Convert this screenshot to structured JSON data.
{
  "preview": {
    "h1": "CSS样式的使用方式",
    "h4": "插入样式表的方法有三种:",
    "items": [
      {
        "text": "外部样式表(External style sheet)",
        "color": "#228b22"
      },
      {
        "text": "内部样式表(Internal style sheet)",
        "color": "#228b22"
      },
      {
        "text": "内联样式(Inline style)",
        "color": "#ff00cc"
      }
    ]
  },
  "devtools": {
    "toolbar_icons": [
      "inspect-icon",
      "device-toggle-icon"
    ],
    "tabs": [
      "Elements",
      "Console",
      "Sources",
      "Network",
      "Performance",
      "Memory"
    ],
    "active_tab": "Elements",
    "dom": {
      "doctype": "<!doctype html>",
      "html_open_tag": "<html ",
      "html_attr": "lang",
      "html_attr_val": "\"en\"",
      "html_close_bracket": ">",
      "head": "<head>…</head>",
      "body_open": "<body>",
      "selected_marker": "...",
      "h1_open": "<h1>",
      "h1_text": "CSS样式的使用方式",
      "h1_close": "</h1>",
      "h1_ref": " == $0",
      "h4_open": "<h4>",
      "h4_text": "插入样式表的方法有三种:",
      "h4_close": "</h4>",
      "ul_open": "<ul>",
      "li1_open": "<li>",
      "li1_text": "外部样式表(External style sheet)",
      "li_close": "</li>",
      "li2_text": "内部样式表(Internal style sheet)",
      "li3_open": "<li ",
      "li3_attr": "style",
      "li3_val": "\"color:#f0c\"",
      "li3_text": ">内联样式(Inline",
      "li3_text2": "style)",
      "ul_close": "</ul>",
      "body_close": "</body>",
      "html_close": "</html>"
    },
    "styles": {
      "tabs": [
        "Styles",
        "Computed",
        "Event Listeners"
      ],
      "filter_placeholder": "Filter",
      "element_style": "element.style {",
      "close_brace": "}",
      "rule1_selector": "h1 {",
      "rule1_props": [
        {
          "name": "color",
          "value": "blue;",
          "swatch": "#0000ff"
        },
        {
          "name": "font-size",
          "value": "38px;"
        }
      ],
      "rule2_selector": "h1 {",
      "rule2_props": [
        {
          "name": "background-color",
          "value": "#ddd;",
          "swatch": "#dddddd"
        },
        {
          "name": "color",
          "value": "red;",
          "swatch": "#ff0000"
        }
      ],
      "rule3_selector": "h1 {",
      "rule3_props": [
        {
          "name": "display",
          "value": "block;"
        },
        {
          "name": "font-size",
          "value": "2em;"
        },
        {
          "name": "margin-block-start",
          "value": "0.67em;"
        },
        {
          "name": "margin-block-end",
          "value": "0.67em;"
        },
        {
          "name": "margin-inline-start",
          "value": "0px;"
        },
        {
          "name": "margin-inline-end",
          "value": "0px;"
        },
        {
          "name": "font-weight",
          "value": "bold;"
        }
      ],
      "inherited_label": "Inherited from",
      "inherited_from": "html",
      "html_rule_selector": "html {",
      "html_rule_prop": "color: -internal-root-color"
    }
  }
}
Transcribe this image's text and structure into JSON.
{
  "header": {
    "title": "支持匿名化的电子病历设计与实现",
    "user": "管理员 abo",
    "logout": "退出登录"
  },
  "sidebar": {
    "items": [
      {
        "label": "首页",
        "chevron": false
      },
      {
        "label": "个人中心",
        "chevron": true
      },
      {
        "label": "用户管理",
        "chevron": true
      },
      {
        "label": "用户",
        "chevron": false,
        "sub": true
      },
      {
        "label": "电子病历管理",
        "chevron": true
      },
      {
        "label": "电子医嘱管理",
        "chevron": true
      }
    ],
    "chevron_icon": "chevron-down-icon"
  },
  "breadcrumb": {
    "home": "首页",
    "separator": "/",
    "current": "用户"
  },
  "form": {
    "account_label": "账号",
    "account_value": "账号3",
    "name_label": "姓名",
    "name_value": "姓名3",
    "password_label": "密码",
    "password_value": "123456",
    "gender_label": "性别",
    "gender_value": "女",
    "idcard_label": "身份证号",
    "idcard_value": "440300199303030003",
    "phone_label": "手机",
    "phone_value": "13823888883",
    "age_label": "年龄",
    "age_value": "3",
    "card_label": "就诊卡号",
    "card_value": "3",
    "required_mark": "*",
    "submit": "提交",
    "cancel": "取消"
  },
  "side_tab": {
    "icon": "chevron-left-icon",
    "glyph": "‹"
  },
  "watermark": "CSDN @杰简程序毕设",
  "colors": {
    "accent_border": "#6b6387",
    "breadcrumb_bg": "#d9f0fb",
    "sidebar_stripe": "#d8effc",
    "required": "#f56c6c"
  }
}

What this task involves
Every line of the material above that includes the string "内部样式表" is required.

Your response
        "text": "内部样式表(Internal style sheet)",
      "li2_text": "内部样式表(Internal style sheet)",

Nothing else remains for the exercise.